Top Unilever shareholder Terry Smith has called the company’s rejected bids for GSK’s consumer health division a “near-death experience” and urged management to focus on improving the existing business rather than targeting big acquisitions.
The Fundsmith founder and his head of research, Julian Robins, set out the view in a wide-ranging letter to the £29bn asset manager’s investors on Thursday, a copy of which was seen by the Financial Times. In it, they criticise Unilever’s management, strategy, communication with shareholders and “penchant for corporate gobbledegook”.
The letter said: “It seems to us that Unilever management’s response to its poor performance has been to utter meaningless platitudes to which it has now attempted to add major M&A activity. What could possibly go wrong?”
Unilever’s share price has underperformed rivals’ in recent years and stands slightly below its levels when the group repelled a bid from Kraft Heinz in 2017. Its then chief executive, Paul Polman, described his successful fight against the hostile Kraft Heinz takeover as a “near-death experience” — comments Smith and Robins echoed on Thursday.
“It now appears that Unilever’s attempt to purchase the GSK consumer business is now thankfully dead rather than the value of our investment in Unilever,” they wrote in the letter.
Mauritius-based Smith is the outspoken founder of Fundsmith, whose successful long-term record has helped him amass a large following of retail investors. As of Wednesday, Fundsmith owned an £814m position in Unilever, making it the company’s 13th largest shareholder.
Unilever, maker of Dove soap, Hellmann’s mayonnaise and Magnum ice cream, on Monday signalled it was shifting its strategy to pursue major acquisitions. But Smith and Robin’s letter said: “We believe the Unilever management — or someone else if they don’t want the job — should surely focus on getting the operating performance of the existing business to the level it should be before taking on any more challenges.”
The letter follows Smith’s annual client missive last week in which he criticised Unilever’s chief executive, Alan Jope, and top management for burnishing sustainability credentials at the expense of running the business.
“A company which feels it has to define the purpose of Hellmann’s mayonnaise has in our view clearly lost the plot,” he wrote.
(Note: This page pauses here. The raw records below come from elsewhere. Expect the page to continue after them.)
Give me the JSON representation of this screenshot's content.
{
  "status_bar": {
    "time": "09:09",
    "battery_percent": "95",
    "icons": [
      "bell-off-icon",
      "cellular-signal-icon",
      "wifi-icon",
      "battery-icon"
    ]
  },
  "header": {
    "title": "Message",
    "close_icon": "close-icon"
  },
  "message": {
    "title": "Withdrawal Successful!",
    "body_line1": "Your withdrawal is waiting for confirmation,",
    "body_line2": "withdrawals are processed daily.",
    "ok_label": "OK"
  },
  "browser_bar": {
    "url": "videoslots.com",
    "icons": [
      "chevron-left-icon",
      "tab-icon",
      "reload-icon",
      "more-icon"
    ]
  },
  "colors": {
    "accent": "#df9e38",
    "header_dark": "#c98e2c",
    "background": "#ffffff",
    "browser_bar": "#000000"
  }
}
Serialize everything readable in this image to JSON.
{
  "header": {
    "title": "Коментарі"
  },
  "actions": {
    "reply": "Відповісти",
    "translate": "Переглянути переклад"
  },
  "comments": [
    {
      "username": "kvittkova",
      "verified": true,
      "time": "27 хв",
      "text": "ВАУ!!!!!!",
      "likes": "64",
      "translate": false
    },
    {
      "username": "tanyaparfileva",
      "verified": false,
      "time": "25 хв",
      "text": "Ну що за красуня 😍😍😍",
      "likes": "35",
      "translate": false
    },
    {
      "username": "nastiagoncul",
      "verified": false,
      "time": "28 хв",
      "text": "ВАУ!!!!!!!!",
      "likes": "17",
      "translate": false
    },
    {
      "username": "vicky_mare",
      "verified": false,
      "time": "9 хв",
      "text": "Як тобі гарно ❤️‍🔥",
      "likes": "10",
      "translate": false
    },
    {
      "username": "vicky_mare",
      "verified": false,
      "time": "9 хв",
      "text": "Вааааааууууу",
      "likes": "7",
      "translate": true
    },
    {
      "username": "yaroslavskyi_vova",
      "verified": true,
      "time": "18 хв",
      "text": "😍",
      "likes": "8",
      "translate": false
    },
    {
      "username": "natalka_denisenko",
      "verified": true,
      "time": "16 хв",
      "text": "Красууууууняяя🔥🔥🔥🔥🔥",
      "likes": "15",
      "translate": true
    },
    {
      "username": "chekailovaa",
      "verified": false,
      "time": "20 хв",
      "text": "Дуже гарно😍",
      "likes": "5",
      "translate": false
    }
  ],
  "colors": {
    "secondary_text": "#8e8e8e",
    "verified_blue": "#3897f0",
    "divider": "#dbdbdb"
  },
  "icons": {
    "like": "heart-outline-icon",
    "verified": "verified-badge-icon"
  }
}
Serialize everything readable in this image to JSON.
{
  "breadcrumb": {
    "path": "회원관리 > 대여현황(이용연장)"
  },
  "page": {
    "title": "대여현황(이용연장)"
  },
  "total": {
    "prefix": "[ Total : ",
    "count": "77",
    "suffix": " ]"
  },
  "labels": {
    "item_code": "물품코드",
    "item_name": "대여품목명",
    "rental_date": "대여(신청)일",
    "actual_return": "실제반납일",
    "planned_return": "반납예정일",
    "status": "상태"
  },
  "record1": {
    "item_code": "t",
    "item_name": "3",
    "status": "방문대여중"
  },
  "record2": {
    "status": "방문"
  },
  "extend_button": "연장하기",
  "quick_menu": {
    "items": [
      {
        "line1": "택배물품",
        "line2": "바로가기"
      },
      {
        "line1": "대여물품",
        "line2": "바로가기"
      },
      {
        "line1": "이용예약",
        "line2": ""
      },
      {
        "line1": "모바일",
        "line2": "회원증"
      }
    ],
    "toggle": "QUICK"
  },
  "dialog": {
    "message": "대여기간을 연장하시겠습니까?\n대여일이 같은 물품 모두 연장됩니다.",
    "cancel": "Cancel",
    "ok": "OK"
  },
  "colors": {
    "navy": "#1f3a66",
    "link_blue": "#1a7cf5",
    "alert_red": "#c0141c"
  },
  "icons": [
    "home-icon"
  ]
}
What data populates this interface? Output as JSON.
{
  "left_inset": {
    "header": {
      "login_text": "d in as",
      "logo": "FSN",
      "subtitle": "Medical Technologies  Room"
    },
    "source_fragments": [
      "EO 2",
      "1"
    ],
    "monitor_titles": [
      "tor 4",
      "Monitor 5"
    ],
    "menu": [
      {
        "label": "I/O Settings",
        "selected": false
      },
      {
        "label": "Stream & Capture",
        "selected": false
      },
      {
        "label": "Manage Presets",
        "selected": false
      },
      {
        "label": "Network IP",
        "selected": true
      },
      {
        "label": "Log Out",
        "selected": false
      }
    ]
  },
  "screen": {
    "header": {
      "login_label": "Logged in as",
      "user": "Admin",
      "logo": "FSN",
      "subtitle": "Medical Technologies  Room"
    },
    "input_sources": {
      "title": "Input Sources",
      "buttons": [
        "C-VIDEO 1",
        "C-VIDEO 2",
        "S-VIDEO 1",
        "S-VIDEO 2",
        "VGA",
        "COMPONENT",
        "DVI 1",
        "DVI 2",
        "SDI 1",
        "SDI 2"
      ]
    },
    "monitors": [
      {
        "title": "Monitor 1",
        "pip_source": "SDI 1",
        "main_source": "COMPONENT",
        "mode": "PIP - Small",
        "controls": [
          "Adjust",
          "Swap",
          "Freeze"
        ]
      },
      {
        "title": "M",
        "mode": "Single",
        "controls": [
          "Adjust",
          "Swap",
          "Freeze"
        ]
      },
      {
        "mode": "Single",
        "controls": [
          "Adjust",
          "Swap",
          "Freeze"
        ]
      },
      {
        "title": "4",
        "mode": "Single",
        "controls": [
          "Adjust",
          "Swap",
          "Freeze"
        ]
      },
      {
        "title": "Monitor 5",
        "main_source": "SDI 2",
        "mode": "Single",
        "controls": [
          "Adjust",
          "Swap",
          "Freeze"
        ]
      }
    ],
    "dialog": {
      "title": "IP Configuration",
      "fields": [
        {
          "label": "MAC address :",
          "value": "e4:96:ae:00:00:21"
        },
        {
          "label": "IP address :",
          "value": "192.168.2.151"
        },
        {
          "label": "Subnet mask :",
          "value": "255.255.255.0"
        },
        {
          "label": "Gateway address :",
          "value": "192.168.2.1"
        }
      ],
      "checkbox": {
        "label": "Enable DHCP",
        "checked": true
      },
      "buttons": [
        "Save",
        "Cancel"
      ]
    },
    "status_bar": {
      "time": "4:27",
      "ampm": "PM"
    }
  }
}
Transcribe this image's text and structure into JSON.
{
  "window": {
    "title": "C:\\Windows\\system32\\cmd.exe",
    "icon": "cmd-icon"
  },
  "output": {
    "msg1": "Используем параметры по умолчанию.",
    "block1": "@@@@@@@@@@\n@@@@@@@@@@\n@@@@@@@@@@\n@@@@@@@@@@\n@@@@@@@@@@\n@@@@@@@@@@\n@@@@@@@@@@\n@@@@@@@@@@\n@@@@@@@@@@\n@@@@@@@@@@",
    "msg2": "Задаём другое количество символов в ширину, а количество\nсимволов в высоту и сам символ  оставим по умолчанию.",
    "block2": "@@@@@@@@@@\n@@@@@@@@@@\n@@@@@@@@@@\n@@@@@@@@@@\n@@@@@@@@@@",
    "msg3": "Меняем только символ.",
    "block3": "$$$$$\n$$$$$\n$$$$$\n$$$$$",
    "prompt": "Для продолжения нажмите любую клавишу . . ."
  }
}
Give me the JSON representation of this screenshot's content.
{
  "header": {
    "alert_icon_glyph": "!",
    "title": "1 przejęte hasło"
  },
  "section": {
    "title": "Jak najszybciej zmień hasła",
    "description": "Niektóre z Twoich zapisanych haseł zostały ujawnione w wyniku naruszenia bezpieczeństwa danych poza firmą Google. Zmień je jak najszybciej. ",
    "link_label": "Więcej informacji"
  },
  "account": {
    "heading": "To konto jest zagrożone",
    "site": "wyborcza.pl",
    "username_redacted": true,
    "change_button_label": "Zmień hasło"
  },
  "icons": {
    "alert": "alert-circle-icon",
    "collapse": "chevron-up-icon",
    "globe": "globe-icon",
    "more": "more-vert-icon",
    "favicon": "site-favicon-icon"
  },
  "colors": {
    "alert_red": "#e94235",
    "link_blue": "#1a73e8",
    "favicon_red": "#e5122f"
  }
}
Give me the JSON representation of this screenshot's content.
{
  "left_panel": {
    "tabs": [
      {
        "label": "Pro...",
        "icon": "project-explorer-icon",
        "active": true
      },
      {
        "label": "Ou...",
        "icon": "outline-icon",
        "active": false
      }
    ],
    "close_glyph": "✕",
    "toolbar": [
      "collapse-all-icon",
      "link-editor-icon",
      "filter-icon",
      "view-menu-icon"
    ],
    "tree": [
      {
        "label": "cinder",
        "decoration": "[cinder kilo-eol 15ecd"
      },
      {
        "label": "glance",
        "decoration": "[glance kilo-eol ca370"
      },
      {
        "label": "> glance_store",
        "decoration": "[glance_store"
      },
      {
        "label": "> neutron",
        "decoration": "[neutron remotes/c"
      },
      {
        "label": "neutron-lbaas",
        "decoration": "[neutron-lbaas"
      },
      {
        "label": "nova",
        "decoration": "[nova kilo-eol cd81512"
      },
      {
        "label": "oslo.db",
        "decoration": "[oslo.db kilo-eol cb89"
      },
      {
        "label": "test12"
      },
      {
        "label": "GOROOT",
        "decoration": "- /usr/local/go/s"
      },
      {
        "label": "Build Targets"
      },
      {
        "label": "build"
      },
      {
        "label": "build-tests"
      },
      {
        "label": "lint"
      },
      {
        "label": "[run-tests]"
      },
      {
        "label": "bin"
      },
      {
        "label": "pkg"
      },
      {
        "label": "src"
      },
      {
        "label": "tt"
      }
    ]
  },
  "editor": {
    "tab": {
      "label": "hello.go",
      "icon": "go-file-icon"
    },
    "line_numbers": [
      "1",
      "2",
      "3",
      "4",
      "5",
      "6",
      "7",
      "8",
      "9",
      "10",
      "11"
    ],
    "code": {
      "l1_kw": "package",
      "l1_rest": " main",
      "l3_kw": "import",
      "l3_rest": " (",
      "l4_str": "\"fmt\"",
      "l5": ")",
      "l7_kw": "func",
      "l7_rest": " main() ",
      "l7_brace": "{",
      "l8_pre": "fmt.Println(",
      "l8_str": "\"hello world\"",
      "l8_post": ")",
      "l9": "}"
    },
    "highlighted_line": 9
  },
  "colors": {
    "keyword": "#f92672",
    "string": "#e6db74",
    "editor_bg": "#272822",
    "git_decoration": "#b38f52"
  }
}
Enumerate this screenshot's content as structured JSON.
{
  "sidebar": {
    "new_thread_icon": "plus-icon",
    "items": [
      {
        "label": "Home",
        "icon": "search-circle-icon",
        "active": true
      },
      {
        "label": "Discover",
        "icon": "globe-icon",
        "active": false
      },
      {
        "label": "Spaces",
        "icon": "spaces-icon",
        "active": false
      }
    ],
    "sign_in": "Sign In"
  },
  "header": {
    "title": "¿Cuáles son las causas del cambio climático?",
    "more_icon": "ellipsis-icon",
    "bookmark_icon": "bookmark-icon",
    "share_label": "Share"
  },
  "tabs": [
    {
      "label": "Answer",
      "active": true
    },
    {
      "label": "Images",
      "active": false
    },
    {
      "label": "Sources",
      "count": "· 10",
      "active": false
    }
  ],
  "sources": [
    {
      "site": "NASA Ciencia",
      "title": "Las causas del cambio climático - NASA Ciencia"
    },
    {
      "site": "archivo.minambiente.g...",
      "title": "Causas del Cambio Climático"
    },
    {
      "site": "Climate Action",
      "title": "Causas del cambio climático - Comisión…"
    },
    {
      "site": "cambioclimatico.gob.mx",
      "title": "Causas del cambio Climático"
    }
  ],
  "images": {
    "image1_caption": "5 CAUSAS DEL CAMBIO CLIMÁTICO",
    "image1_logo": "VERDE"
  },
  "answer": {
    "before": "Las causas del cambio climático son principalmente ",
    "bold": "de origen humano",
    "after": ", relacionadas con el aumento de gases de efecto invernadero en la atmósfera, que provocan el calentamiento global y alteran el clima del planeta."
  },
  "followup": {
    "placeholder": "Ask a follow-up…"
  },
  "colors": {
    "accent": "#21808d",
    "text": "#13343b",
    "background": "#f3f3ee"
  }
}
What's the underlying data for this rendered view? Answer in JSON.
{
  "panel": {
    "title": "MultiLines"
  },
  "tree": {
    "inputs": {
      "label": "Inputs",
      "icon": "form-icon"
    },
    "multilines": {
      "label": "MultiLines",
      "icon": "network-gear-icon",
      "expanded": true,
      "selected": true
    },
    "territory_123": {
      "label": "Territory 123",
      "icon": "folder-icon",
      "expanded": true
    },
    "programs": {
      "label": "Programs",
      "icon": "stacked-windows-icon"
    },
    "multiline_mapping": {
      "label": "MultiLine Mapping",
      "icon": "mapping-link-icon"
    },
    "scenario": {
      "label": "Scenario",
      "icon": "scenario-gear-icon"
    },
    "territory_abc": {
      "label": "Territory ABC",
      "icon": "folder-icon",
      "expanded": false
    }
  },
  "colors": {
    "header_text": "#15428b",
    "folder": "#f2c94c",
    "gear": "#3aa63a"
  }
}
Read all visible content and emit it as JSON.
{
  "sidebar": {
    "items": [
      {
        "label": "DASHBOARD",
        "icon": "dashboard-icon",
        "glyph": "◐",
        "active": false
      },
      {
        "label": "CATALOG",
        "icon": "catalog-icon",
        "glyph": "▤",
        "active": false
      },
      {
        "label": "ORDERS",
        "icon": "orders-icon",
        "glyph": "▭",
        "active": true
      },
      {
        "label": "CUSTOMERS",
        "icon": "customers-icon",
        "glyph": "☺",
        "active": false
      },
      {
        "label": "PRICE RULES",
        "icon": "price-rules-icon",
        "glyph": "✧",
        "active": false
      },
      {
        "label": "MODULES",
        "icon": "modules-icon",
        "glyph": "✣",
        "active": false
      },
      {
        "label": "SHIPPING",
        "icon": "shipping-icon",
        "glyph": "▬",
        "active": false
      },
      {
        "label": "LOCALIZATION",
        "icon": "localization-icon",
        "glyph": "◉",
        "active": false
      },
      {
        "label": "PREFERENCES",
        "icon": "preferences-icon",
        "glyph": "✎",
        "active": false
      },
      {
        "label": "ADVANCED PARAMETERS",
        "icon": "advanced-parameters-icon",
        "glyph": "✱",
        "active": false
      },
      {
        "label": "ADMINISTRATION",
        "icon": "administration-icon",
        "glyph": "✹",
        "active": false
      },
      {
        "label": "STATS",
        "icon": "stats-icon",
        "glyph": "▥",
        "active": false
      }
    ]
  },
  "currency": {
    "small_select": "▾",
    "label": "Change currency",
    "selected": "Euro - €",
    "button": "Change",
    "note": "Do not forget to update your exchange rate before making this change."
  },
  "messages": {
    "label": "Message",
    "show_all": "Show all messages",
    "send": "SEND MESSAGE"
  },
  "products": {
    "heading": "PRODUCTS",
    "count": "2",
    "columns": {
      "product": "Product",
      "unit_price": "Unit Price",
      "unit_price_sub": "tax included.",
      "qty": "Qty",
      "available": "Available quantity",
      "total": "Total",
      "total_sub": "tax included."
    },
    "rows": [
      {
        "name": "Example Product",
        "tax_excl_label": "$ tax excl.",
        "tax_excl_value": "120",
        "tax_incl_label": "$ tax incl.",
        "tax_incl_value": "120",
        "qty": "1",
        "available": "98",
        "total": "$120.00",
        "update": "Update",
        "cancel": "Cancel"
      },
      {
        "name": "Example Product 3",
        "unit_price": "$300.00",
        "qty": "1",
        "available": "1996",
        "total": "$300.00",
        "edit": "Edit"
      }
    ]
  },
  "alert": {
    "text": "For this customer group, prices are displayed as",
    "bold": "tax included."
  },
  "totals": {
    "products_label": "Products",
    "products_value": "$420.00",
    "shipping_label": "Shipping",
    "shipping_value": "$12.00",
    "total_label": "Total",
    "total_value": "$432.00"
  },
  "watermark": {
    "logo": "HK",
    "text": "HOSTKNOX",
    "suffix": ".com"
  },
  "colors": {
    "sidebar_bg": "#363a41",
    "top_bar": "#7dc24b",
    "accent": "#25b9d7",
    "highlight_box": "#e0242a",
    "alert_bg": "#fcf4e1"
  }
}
Unilever’s three bids for the GSK unit, which is 32 per cent owned by Pfizer, late last year culminated in a mostly cash offer of £50bn. But its pursuit was effectively ended on Wednesday with a statement saying the company would not raise its offer beyond that price, which GSK had already rejected.
The backtracking came as shareholders began to go public in opposition to the deal. Flossbach von Storch, a top-10 shareholder, told the Financial Times it would “strongly oppose” it in a vote and urged management to abandon its bid.
GSK has been preparing to spin off the consumer health division as a new independent company this year. Smith and Robins questioned why investors should not just wait and buy shares in the initial public offering because for “Unilever to buy it will involve paying a control premium to the expected IPO valuation”.
They added that while Unilever said that the bid worked on financial metrics, including return on capital, “getting management to discuss what that number was, was like a dentist pulling a back tooth”.
Smith and Robins stopped short of calling for an immediate change of management at Unilever but accused them of playing “‘what Warren Buffett lampoons as ‘gin rummy’ management . . . throwing away their least promising card(s) each round in the hope they will turn over better ones”.
“They should maybe consider whether the problem may not be with the hand/business but with the player/management,” they added.
Unilever had on Monday defended its attempts to buy the unit, which makes Advil painkillers and Centrum vitamins, calling it a “strong strategic fit”. It said it planned to focus on health, beauty and hygiene via potential “major acquisitions” to be accompanied by selling off lower-growth businesses.
Unilever was one of the Fundsmith Equity Fund’s bottom-five performers last year. Overall the fund gained 22.1 per cent in 2021, just behind its benchmark MSCI World index, which was up 22.9 per cent in sterling with dividends reinvested. Since it launched in November 2010, the Fundsmith Equity Fund has recorded annualised gains of 18.6 per cent.
Unilever did not have an immediate comment.